**Aim of the exercise**.
What follows is a set of records; copy all of it exactly.

**Supplied data**.
::::::::

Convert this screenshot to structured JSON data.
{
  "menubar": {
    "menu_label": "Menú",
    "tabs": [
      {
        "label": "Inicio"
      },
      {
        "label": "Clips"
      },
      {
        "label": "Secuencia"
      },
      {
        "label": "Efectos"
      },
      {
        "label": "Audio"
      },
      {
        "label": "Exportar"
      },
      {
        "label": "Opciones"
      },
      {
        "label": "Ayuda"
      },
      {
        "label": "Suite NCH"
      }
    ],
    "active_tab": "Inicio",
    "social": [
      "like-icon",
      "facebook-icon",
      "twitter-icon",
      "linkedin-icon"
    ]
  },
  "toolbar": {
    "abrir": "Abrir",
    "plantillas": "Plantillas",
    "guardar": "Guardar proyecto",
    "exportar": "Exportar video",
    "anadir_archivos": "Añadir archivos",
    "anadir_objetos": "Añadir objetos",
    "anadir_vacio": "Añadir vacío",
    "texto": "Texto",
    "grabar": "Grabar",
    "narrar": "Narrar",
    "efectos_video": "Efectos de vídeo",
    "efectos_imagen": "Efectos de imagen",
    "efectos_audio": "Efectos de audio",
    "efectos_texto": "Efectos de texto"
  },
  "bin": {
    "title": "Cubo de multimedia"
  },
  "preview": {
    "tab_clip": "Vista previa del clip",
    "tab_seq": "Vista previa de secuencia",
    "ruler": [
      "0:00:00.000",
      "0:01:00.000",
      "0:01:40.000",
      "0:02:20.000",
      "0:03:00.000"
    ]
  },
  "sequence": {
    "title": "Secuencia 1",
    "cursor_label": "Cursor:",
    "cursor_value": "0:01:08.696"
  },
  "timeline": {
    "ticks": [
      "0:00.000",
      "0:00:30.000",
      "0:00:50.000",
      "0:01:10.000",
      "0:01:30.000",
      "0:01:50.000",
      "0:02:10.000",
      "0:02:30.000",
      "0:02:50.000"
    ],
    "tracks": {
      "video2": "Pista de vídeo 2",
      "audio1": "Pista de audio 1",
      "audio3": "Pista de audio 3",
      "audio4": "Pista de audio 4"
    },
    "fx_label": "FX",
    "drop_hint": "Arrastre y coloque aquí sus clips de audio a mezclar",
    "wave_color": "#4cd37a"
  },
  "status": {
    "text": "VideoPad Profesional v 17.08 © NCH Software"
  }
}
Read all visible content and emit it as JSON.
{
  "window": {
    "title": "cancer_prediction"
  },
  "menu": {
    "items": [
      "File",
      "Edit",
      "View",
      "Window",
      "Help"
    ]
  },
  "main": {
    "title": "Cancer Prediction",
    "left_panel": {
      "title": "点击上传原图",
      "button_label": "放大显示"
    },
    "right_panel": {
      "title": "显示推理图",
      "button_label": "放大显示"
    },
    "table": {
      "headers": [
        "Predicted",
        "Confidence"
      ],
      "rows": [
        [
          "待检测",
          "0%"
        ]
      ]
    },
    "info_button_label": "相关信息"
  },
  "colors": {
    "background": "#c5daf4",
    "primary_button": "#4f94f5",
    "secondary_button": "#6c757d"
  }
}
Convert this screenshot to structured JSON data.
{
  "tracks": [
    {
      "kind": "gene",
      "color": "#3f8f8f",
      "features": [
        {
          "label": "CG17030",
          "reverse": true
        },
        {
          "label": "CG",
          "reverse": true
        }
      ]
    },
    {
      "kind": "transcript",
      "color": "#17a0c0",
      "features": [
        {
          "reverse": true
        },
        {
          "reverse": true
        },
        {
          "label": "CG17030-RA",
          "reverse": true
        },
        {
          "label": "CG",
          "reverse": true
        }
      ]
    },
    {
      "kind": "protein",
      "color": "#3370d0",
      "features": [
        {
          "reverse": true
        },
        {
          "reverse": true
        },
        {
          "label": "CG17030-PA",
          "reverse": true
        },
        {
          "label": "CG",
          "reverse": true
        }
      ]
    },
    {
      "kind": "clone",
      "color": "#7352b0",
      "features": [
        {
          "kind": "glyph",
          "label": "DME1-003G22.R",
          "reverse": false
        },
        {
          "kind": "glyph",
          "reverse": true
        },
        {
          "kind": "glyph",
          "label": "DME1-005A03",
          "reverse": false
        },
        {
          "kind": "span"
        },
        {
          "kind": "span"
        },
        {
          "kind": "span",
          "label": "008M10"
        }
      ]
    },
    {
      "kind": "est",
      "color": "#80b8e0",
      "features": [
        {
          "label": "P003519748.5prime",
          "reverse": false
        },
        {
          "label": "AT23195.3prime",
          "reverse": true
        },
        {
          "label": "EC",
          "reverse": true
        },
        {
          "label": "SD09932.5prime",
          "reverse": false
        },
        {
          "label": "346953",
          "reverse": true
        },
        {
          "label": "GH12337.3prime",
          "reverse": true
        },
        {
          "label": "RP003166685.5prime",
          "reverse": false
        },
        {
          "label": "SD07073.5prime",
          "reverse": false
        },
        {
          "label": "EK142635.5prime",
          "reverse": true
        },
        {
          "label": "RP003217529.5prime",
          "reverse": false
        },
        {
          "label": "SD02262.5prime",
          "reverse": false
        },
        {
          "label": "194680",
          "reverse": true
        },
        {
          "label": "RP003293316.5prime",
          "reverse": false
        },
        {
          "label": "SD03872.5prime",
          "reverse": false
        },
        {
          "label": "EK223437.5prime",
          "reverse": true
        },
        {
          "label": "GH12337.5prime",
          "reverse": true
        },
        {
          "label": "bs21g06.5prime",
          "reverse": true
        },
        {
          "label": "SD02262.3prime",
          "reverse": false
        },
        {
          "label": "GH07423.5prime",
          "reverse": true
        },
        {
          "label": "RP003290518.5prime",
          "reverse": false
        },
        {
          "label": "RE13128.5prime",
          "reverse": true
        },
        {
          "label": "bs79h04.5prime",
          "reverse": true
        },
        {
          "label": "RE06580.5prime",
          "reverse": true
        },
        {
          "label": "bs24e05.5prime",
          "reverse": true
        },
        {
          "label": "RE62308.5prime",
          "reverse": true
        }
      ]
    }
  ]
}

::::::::

**Exercise result**.
Convert this screenshot to structured JSON data.
{
  "menubar": {
    "menu_label": "Menú",
    "tabs": [
      {
        "label": "Inicio"
      },
      {
        "label": "Clips"
      },
      {
        "label": "Secuencia"
      },
      {
        "label": "Efectos"
      },
      {
        "label": "Audio"
      },
      {
        "label": "Exportar"
      },
      {
        "label": "Opciones"
      },
      {
        "label": "Ayuda"
      },
      {
        "label": "Suite NCH"
      }
    ],
    "active_tab": "Inicio",
    "social": [
      "like-icon",
      "facebook-icon",
      "twitter-icon",
      "linkedin-icon"
    ]
  },
  "toolbar": {
    "abrir": "Abrir",
    "plantillas": "Plantillas",
    "guardar": "Guardar proyecto",
    "exportar": "Exportar video",
    "anadir_archivos": "Añadir archivos",
    "anadir_objetos": "Añadir objetos",
    "anadir_vacio": "Añadir vacío",
    "texto": "Texto",
    "grabar": "Grabar",
    "narrar": "Narrar",
    "efectos_video": "Efectos de vídeo",
    "efectos_imagen": "Efectos de imagen",
    "efectos_audio": "Efectos de audio",
    "efectos_texto": "Efectos de texto"
  },
  "bin": {
    "title": "Cubo de multimedia"
  },
  "preview": {
    "tab_clip": "Vista previa del clip",
    "tab_seq": "Vista previa de secuencia",
    "ruler": [
      "0:00:00.000",
      "0:01:00.000",
      "0:01:40.000",
      "0:02:20.000",
      "0:03:00.000"
    ]
  },
  "sequence": {
    "title": "Secuencia 1",
    "cursor_label": "Cursor:",
    "cursor_value": "0:01:08.696"
  },
  "timeline": {
    "ticks": [
      "0:00.000",
      "0:00:30.000",
      "0:00:50.000",
      "0:01:10.000",
      "0:01:30.000",
      "0:01:50.000",
      "0:02:10.000",
      "0:02:30.000",
      "0:02:50.000"
    ],
    "tracks": {
      "video2": "Pista de vídeo 2",
      "audio1": "Pista de audio 1",
      "audio3": "Pista de audio 3",
      "audio4": "Pista de audio 4"
    },
    "fx_label": "FX",
    "drop_hint": "Arrastre y coloque aquí sus clips de audio a mezclar",
    "wave_color": "#4cd37a"
  },
  "status": {
    "text": "VideoPad Profesional v 17.08 © NCH Software"
  }
}
Read all visible content and emit it as JSON.
{
  "window": {
    "title": "cancer_prediction"
  },
  "menu": {
    "items": [
      "File",
      "Edit",
      "View",
      "Window",
      "Help"
    ]
  },
  "main": {
    "title": "Cancer Prediction",
    "left_panel": {
      "title": "点击上传原图",
      "button_label": "放大显示"
    },
    "right_panel": {
      "title": "显示推理图",
      "button_label": "放大显示"
    },
    "table": {
      "headers": [
        "Predicted",
        "Confidence"
      ],
      "rows": [
        [
          "待检测",
          "0%"
        ]
      ]
    },
    "info_button_label": "相关信息"
  },
  "colors": {
    "background": "#c5daf4",
    "primary_button": "#4f94f5",
    "secondary_button": "#6c757d"
  }
}
Convert this screenshot to structured JSON data.
{
  "tracks": [
    {
      "kind": "gene",
      "color": "#3f8f8f",
      "features": [
        {
          "label": "CG17030",
          "reverse": true
        },
        {
          "label": "CG",
          "reverse": true
        }
      ]
    },
    {
      "kind": "transcript",
      "color": "#17a0c0",
      "features": [
        {
          "reverse": true
        },
        {
          "reverse": true
        },
        {
          "label": "CG17030-RA",
          "reverse": true
        },
        {
          "label": "CG",
          "reverse": true
        }
      ]
    },
    {
      "kind": "protein",
      "color": "#3370d0",
      "features": [
        {
          "reverse": true
        },
        {
          "reverse": true
        },
        {
          "label": "CG17030-PA",
          "reverse": true
        },
        {
          "label": "CG",
          "reverse": true
        }
      ]
    },
    {
      "kind": "clone",
      "color": "#7352b0",
      "features": [
        {
          "kind": "glyph",
          "label": "DME1-003G22.R",
          "reverse": false
        },
        {
          "kind": "glyph",
          "reverse": true
        },
        {
          "kind": "glyph",
          "label": "DME1-005A03",
          "reverse": false
        },
        {
          "kind": "span"
        },
        {
          "kind": "span"
        },
        {
          "kind": "span",
          "label": "008M10"
        }
      ]
    },
    {
      "kind": "est",
      "color": "#80b8e0",
      "features": [
        {
          "label": "P003519748.5prime",
          "reverse": false
        },
        {
          "label": "AT23195.3prime",
          "reverse": true
        },
        {
          "label": "EC",
          "reverse": true
        },
        {
          "label": "SD09932.5prime",
          "reverse": false
        },
        {
          "label": "346953",
          "reverse": true
        },
        {
          "label": "GH12337.3prime",
          "reverse": true
        },
        {
          "label": "RP003166685.5prime",
          "reverse": false
        },
        {
          "label": "SD07073.5prime",
          "reverse": false
        },
        {
          "label": "EK142635.5prime",
          "reverse": true
        },
        {
          "label": "RP003217529.5prime",
          "reverse": false
        },
        {
          "label": "SD02262.5prime",
          "reverse": false
        },
        {
          "label": "194680",
          "reverse": true
        },
        {
          "label": "RP003293316.5prime",
          "reverse": false
        },
        {
          "label": "SD03872.5prime",
          "reverse": false
        },
        {
          "label": "EK223437.5prime",
          "reverse": true
        },
        {
          "label": "GH12337.5prime",
          "reverse": true
        },
        {
          "label": "bs21g06.5prime",
          "reverse": true
        },
        {
          "label": "SD02262.3prime",
          "reverse": false
        },
        {
          "label": "GH07423.5prime",
          "reverse": true
        },
        {
          "label": "RP003290518.5prime",
          "reverse": false
        },
        {
          "label": "RE13128.5prime",
          "reverse": true
        },
        {
          "label": "bs79h04.5prime",
          "reverse": true
        },
        {
          "label": "RE06580.5prime",
          "reverse": true
        },
        {
          "label": "bs24e05.5prime",
          "reverse": true
        },
        {
          "label": "RE62308.5prime",
          "reverse": true
        }
      ]
    }
  ]
}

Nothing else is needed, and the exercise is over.